  • Sijacki et al. (2007) Sijacki D., Springel V., Di Matteo T., Hernquist L., 2007, MNRAS, 380, 877
  • Smith et al. (2003) Smith G. P., Edge A. C., Eke V. R., Nichol R. C., Smail I., Kneib J.-P., 2003, ApJL, 590, L79
  • Springel (2005) Springel V., 2005, MNRAS, 364, 1105
  • Springel & Hernquist (2003) Springel V., Hernquist L., 2003, MNRAS, 339, 289
  • Springel et al. (2005) Springel V., White S. D. M., Jenkins A., et al. 2005, Nature, 435, 629

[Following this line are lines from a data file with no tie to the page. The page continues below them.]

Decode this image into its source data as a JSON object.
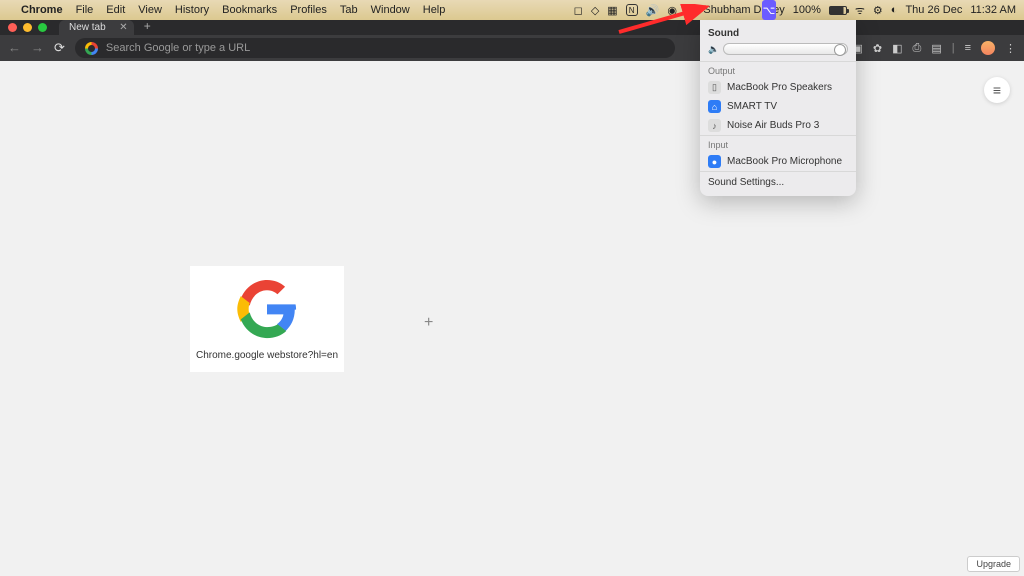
{
  "menubar": {
    "app": "Chrome",
    "items": [
      "File",
      "Edit",
      "View",
      "History",
      "Bookmarks",
      "Profiles",
      "Tab",
      "Window",
      "Help"
    ],
    "user": "Shubham Davey",
    "battery": "100%",
    "date": "Thu 26 Dec",
    "time": "11:32 AM"
  },
  "chrome": {
    "tab_title": "New tab",
    "omnibox_placeholder": "Search Google or type a URL"
  },
  "page": {
    "shortcut_label": "Chrome.google webstore?hl=en",
    "upgrade": "Upgrade"
  },
  "sound": {
    "title": "Sound",
    "output_label": "Output",
    "input_label": "Input",
    "outputs": [
      "MacBook Pro Speakers",
      "SMART TV",
      "Noise Air Buds Pro 3"
    ],
    "inputs": [
      "MacBook Pro Microphone"
    ],
    "settings": "Sound Settings..."
  }
}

  • Stanek et al. (2010) Stanek R., Rasia E., Evrard A. E., et al. 2010, ApJ, 715, 1508
  • Tormen et al. (1997) Tormen G., Bouchet F. R., White S. D. M., 1997, MNRAS, 286, 865
  • Vanderlinde et al. (2010) Vanderlinde K., Crawford T. M., de Haan T., et al. 2010, ApJ, 722, 1180
  • Ventimiglia et al. (2008) Ventimiglia D. A., Voit G. M., Donahue M., Ameglio S., 2008, ApJ, 685, 118
  • Wechsler et al. (2002) Wechsler R. H., Bullock J. S., Primack J. R., et al. 2002, ApJ, 568, 52
  • Wechsler et al. (2006) Wechsler R. H., Zentner A. R., Bullock J. S., et al. 2006, ApJ, 652, 71
  • White (2002) White M., 2002, ApJS, 143, 241
  • Wik et al. (2008) Wik D. R., Sarazin C. L., Ricker P. M., Randall S. W., 2008, ApJ, 680, 17
  • Williamson et al. (2011) Williamson R., Benson B. A., High F. W., Vanderlinde K., et al. 2011, ArXiv e-prints
  • Wong & Sarazin (2009) Wong K.-W., Sarazin C. L., 2009, ApJ, 707, 1141
  • Yang et al. (2010) Yang H., Bhattacharya S., Ricker P. M., 2010, ApJ, 725, 1124
  • Yang et al. (2009) Yang H., Ricker P. M., Sutter P. M., 2009, ApJ, 699, 315
  • Yoshida et al. (2001) Yoshida N., Colberg J., White S. D. M., et al. 2001, MNRAS, 325, 803
Comments 0
Request Comment
You are adding the first comment!
How to quickly get a good reply:
  • Give credit where it’s due by listing out the positive aspects of a paper before getting into which changes should be made.
  • Be specific in your critique, and provide supporting evidence with appropriate references to substantiate general statements.
  • Your comment should inspire ideas to flow and help the author improves the paper.

The better we are at sharing our knowledge with each other, the faster we move forward.
""
The feedback must be of minimum 40 characters and the title a minimum of 5 characters
   
Add comment
Cancel
Loading ...
40710
This is a comment super asjknd jkasnjk adsnkj
Upvote
Downvote
""
The feedback must be of minumum 40 characters
The feedback must be of minumum 40 characters
Submit
Cancel

You are asking your first question!
How to quickly get a good answer:
  • Keep your question short and to the point
  • Check for grammar or spelling errors.
  • Phrase it like a question
Test
Test description